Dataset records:
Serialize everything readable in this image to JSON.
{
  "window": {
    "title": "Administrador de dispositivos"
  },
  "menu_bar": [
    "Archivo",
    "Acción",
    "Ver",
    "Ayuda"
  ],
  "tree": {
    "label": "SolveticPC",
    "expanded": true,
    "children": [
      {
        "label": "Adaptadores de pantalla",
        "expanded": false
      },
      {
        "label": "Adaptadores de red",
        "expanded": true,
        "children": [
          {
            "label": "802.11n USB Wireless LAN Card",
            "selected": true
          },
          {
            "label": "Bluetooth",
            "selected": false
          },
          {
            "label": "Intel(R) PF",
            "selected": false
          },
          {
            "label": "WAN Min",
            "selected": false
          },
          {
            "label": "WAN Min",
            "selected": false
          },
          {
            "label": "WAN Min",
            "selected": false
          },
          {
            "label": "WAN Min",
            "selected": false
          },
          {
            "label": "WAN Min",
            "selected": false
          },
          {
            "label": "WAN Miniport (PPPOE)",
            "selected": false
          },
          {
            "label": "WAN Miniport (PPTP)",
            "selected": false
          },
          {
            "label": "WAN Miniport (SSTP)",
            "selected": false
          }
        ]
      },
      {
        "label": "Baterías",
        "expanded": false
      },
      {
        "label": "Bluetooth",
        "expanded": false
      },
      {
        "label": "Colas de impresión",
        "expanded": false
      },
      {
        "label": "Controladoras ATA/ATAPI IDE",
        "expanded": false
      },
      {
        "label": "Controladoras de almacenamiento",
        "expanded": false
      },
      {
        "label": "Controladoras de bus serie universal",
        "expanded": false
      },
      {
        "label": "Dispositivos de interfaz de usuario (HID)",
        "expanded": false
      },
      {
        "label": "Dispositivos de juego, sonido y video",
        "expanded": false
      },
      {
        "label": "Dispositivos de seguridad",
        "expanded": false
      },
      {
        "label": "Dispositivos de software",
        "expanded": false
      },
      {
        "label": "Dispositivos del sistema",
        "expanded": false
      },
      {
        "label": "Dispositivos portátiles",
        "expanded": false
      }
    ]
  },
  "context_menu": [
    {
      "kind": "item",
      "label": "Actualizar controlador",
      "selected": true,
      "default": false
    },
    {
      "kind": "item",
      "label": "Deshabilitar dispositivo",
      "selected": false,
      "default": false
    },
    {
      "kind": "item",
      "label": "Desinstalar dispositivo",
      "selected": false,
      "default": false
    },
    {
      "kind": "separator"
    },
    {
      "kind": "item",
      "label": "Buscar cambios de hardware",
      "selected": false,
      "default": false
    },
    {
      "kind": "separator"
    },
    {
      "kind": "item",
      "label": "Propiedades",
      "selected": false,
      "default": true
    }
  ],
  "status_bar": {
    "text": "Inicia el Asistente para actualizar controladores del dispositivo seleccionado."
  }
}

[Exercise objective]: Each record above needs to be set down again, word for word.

[Output]:
Serialize everything readable in this image to JSON.
{
  "window": {
    "title": "Administrador de dispositivos"
  },
  "menu_bar": [
    "Archivo",
    "Acción",
    "Ver",
    "Ayuda"
  ],
  "tree": {
    "label": "SolveticPC",
    "expanded": true,
    "children": [
      {
        "label": "Adaptadores de pantalla",
        "expanded": false
      },
      {
        "label": "Adaptadores de red",
        "expanded": true,
        "children": [
          {
            "label": "802.11n USB Wireless LAN Card",
            "selected": true
          },
          {
            "label": "Bluetooth",
            "selected": false
          },
          {
            "label": "Intel(R) PF",
            "selected": false
          },
          {
            "label": "WAN Min",
            "selected": false
          },
          {
            "label": "WAN Min",
            "selected": false
          },
          {
            "label": "WAN Min",
            "selected": false
          },
          {
            "label": "WAN Min",
            "selected": false
          },
          {
            "label": "WAN Min",
            "selected": false
          },
          {
            "label": "WAN Miniport (PPPOE)",
            "selected": false
          },
          {
            "label": "WAN Miniport (PPTP)",
            "selected": false
          },
          {
            "label": "WAN Miniport (SSTP)",
            "selected": false
          }
        ]
      },
      {
        "label": "Baterías",
        "expanded": false
      },
      {
        "label": "Bluetooth",
        "expanded": false
      },
      {
        "label": "Colas de impresión",
        "expanded": false
      },
      {
        "label": "Controladoras ATA/ATAPI IDE",
        "expanded": false
      },
      {
        "label": "Controladoras de almacenamiento",
        "expanded": false
      },
      {
        "label": "Controladoras de bus serie universal",
        "expanded": false
      },
      {
        "label": "Dispositivos de interfaz de usuario (HID)",
        "expanded": false
      },
      {
        "label": "Dispositivos de juego, sonido y video",
        "expanded": false
      },
      {
        "label": "Dispositivos de seguridad",
        "expanded": false
      },
      {
        "label": "Dispositivos de software",
        "expanded": false
      },
      {
        "label": "Dispositivos del sistema",
        "expanded": false
      },
      {
        "label": "Dispositivos portátiles",
        "expanded": false
      }
    ]
  },
  "context_menu": [
    {
      "kind": "item",
      "label": "Actualizar controlador",
      "selected": true,
      "default": false
    },
    {
      "kind": "item",
      "label": "Deshabilitar dispositivo",
      "selected": false,
      "default": false
    },
    {
      "kind": "item",
      "label": "Desinstalar dispositivo",
      "selected": false,
      "default": false
    },
    {
      "kind": "separator"
    },
    {
      "kind": "item",
      "label": "Buscar cambios de hardware",
      "selected": false,
      "default": false
    },
    {
      "kind": "separator"
    },
    {
      "kind": "item",
      "label": "Propiedades",
      "selected": false,
      "default": true
    }
  ],
  "status_bar": {
    "text": "Inicia el Asistente para actualizar controladores del dispositivo seleccionado."
  }
}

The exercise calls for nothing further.